    None of my family members was impressed with Nanxiang either (we all went at different times in the past year).

    1. I oddly neglected to include the name of the joint on Henan Lu that is the current contender for the best XLB in Shanghai: it's Jia Jia Tang Bao.

      1. Last time I was in Shanghai (December/January) my parents (who are currently living there and native Shanghainese) took me to an amazing xlb place. I'm not sure as to the road names and my inability to read chinese is preventing me from being more descriptive. The place is in the hongkou area off of sichuan road. It's near the Ajisen. Behind Ajisen is a school and if you continue past the school, there will be a small little place that sells xlb and xiao wonton. Another noteworthy but not xlb place is an ah niong mian place (also really small)which has been getting lots of buzz. It's off of that big street near xiang yang lu and sony gallery is also on that street, maybe wa hei lu? They have noodle soup with fish in it and you can also get a bowl of crab meat. It is an amazing combo. My parents discovered these places from a top 10 list of Shanghai's best hole in the wall eats. If you can read chinese, I'm sure you'll be able to find it. The ah niong mi place was number 1 and the xlb place was 4.

        3 Replies
        1. re: jiongliu

          Maybe this place? It's noted for both "san xian" huntun and xiaolong bao. It came out #1 in a list of 40 recommended "wheaten" snack places.

          1. re: Gary Soup

            It does look like it but to be honest, a lot of these places all look the same to me. What does "wheaten" mean?

            1. re: jiongliu

              "Wheaten" refers to anything made from wheat flour (noodles, dumplings, etc.) It's a distinction often used in the Chinese food media.

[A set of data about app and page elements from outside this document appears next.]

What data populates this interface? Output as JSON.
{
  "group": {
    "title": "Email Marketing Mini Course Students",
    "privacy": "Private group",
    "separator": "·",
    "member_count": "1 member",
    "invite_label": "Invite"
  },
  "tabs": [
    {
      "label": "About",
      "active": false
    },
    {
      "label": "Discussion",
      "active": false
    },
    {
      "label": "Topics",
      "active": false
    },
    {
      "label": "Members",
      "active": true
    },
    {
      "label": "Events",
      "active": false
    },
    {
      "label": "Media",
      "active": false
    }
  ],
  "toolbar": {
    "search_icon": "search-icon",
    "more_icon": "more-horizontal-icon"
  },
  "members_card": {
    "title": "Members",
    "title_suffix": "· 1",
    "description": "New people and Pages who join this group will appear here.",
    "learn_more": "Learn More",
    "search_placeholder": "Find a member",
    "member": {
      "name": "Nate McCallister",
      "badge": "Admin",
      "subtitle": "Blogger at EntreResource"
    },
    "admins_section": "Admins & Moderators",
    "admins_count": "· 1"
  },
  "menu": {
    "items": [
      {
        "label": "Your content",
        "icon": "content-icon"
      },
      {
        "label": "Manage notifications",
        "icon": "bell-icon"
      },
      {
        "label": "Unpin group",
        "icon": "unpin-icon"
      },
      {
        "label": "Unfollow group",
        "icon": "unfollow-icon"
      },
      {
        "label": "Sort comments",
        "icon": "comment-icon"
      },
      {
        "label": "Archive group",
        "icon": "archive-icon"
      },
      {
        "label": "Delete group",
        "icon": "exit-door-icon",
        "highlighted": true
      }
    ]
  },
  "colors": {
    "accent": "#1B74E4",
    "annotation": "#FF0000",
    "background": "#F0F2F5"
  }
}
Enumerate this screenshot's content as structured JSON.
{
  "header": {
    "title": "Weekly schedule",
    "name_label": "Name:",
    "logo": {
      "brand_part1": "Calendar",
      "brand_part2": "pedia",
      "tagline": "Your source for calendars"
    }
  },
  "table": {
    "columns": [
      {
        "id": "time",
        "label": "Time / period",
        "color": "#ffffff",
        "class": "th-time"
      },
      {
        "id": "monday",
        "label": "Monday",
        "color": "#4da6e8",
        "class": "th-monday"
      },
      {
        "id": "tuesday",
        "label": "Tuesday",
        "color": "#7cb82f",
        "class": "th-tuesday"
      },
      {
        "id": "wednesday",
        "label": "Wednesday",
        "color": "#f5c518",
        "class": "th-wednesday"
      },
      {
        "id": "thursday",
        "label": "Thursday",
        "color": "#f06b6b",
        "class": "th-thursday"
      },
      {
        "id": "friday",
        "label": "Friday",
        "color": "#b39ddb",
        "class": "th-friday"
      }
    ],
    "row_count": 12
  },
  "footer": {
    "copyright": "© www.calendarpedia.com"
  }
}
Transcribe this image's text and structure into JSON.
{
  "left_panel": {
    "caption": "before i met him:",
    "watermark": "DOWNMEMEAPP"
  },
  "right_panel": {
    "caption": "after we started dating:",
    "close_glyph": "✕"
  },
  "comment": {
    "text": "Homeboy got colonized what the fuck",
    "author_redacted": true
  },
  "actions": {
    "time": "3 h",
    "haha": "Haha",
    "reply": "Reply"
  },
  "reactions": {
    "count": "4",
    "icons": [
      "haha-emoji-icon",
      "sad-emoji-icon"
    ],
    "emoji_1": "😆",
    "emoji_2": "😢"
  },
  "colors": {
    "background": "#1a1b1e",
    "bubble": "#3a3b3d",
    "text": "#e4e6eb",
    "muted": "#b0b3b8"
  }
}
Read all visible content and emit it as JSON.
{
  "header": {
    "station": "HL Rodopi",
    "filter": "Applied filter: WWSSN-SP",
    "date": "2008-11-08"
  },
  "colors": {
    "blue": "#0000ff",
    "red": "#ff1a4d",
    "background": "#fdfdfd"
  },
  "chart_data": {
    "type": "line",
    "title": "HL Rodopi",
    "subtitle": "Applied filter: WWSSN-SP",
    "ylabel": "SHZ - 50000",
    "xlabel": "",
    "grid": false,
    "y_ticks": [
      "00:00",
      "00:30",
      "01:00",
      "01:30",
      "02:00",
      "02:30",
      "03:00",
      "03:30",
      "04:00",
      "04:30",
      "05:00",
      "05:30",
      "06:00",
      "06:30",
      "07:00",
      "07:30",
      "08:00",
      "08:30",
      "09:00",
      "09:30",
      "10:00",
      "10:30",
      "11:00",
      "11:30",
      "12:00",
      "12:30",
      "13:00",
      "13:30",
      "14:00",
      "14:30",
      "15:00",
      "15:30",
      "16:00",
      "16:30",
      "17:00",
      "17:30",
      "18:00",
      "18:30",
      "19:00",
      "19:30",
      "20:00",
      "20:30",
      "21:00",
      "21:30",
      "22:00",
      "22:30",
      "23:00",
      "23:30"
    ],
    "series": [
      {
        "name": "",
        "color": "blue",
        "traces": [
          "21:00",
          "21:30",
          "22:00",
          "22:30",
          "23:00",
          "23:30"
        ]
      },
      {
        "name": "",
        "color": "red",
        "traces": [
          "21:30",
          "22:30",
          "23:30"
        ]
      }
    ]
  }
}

              Here's where I found the picture. It includes a narrative about the restaurant, including the location: